(Element data from apps and pages)
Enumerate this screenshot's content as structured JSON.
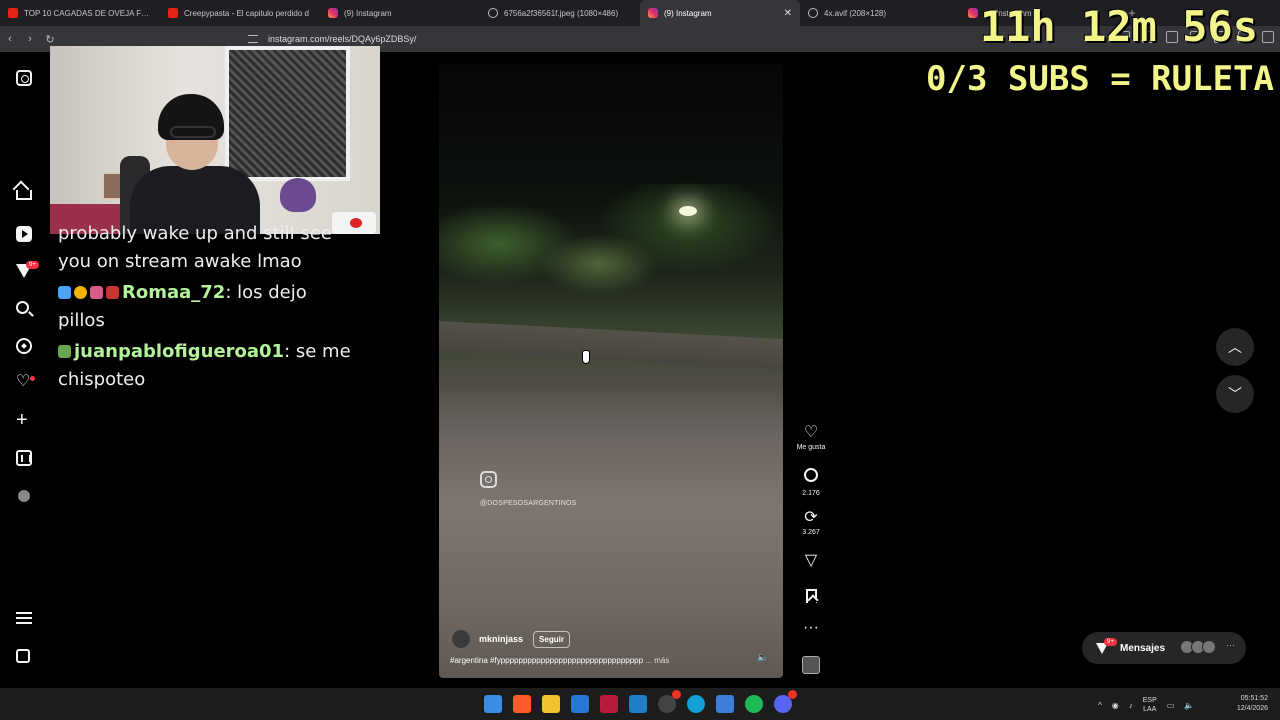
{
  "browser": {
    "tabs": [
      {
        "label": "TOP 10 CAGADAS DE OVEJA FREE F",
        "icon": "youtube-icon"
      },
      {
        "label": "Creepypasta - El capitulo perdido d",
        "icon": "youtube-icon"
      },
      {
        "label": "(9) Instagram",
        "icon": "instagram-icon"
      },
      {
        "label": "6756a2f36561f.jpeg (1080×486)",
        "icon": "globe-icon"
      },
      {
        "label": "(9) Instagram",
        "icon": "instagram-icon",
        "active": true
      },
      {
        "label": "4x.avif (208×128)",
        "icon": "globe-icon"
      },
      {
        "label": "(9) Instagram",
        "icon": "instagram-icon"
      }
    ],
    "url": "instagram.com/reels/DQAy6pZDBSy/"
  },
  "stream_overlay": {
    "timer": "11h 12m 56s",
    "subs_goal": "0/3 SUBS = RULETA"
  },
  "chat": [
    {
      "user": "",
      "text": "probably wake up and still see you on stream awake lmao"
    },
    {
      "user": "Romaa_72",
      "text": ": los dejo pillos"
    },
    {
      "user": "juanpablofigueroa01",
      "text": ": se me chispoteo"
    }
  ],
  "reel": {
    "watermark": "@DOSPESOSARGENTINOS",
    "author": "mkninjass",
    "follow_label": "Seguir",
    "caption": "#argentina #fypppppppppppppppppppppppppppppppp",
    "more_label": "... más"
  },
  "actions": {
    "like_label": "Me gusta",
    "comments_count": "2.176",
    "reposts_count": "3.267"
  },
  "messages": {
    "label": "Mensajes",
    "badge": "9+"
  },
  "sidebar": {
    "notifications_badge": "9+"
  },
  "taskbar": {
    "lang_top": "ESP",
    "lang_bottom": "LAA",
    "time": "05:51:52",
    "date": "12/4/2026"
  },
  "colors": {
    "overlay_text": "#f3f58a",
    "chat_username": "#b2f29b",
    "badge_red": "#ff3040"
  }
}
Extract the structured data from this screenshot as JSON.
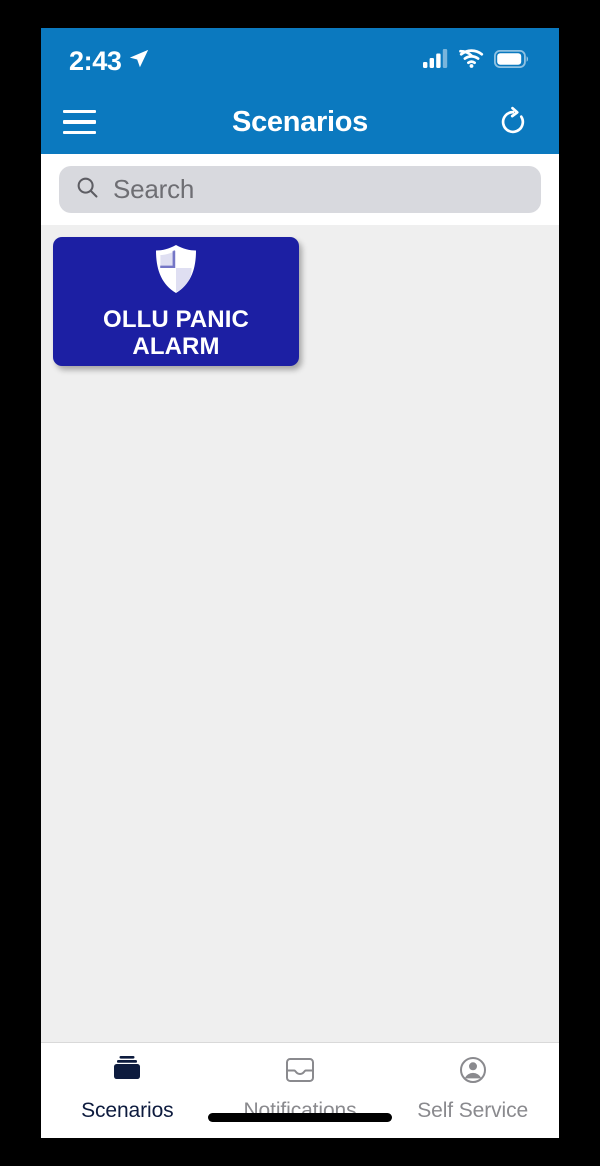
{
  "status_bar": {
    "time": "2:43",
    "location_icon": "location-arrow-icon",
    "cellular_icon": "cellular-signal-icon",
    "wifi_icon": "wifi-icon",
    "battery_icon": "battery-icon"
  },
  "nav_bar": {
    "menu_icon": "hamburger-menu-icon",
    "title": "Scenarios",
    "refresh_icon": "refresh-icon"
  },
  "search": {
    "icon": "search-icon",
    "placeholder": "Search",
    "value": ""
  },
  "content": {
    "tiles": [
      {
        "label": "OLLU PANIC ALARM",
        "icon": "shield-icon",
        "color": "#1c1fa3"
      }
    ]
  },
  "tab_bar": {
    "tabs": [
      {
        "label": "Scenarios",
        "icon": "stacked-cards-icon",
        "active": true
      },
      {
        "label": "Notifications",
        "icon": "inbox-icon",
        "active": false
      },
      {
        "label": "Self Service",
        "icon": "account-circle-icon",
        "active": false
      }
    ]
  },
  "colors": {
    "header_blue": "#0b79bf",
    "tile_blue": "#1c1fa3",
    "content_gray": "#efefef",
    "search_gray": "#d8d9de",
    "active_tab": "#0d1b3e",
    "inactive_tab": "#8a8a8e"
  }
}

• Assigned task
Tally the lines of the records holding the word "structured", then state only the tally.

• Answer to the problem
2